The National Center for Education Statistics estimates that about 1.7 million students graduated from U.S. colleges in June. While many have gone on to grad school or to start promising careers, a big percentage are back home with Mom and Dad—so much for the empty nest—and Sally Koslow wants to know more about them.
“Who are these people sandwiching a chunky stage between adolescence and adulthood, these individuals who resemble adults but aren’t, exactly?” she asks in “Slouching Toward Adulthood: Observations from the Not-so-Empty Nest” (Viking).
What happened? Why aren’t they out there in the world, fighting the good fight?
What’s changed—is it frustration, a different work ethic, a shrinking economy, or all of the above?
Koslow’s answer tends to embrace this entire spectrum. And she doles out plenty of humor—”twenty-eight is the new nineteen,” she says—in the course of this fascinating look at a group labeled as “adultescents.”
Take her own college grad son, for instance, a stubbly dude who’s living large and still sleeping in his childhood bedroom: “A weekly unemployment check was financing more late-night eating and drinking than my husband and I had done in the last two decades.”
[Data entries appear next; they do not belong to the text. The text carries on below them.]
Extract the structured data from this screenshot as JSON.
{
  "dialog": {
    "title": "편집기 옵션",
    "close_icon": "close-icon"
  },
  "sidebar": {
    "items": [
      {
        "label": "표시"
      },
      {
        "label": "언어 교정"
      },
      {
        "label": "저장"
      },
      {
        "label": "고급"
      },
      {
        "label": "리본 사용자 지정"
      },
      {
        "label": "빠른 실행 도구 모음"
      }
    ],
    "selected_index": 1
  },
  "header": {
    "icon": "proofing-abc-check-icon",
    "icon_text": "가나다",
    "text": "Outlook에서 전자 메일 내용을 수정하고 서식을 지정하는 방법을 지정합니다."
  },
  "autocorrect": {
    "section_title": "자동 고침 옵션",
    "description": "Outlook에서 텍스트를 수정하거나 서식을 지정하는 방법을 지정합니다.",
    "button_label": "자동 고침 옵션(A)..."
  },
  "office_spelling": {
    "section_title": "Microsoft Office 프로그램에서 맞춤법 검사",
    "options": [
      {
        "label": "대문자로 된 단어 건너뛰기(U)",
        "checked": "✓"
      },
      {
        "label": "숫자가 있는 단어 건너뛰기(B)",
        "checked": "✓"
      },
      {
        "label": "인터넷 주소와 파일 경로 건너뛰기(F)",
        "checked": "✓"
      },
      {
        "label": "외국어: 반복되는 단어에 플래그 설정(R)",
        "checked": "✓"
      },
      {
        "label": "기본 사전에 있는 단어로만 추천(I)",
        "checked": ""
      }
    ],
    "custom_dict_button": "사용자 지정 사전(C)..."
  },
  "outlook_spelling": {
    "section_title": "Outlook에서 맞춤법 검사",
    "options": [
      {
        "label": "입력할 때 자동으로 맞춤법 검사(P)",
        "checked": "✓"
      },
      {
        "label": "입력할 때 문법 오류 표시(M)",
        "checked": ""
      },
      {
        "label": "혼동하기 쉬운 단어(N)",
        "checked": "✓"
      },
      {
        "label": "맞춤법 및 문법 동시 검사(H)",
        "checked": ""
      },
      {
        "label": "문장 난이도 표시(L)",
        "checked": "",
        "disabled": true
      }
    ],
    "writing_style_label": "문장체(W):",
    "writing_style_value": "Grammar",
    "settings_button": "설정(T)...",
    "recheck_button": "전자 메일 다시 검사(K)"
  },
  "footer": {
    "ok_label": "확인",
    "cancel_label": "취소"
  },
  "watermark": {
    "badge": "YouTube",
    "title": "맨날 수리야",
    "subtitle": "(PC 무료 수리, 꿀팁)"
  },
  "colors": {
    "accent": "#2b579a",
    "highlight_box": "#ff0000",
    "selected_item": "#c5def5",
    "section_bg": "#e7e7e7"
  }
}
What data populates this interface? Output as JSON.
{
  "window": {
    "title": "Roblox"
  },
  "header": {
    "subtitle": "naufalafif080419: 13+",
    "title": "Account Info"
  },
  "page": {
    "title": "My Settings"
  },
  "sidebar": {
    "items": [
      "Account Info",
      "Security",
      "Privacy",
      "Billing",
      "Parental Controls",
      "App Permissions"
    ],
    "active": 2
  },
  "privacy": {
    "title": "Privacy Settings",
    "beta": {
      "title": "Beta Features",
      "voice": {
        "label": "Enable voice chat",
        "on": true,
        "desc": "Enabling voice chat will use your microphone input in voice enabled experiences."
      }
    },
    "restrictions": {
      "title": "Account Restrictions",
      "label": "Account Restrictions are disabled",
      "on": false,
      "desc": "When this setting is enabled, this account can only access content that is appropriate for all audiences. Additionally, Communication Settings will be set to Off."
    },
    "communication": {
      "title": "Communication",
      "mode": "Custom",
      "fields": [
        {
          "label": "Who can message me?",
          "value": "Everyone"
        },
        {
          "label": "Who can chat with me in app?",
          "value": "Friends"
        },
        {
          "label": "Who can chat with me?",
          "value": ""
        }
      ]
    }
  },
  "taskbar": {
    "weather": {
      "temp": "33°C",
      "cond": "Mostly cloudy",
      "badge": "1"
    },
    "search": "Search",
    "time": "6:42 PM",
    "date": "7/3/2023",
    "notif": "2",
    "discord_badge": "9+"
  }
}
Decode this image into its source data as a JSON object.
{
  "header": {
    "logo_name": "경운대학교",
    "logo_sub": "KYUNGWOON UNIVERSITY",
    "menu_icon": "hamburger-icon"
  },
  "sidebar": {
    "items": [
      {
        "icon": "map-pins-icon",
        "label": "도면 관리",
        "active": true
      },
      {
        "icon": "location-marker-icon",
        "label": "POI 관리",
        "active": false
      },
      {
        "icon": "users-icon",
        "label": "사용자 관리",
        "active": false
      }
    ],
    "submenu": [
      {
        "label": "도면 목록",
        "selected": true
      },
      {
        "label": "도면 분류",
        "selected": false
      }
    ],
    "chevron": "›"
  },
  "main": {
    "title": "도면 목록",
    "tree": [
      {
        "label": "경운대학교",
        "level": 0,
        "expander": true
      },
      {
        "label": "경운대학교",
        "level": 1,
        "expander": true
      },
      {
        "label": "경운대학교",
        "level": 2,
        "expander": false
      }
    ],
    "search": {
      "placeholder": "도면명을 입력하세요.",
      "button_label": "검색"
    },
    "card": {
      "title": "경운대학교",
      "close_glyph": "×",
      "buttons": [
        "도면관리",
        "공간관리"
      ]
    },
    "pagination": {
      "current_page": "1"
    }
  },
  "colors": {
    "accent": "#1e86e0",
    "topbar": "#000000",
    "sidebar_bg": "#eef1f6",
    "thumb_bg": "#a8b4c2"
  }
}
But there is a far more serious point to her examination. The career path model that worked for so many people not long ago—even within the last decade—has fragmented for a variety of reasons. Some are technology-driven factors; others are market-driven as other parts of the world open up their work forces to employers eager to keep costs down
Koslow doesn’t hesitate to point blame in the mirror, at herself and older generations: “Perhaps the drifting we see is also a sensible response to contingencies our children can’t control. The big, bad real world we’ve helped to create for them in which to live as adults is a mess.”
In other words, if older generations created the problem, they can help create the solution, too.
That’s why I’d recommend this book to the two main candidates for U.S. president: There are plenty of new books that talk about the macro-condition of the economy, but Koslow focuses on a specific segment of young people who are suffering now. If the youth are the future, as the saying goes, they deserve more attention than they've been getting.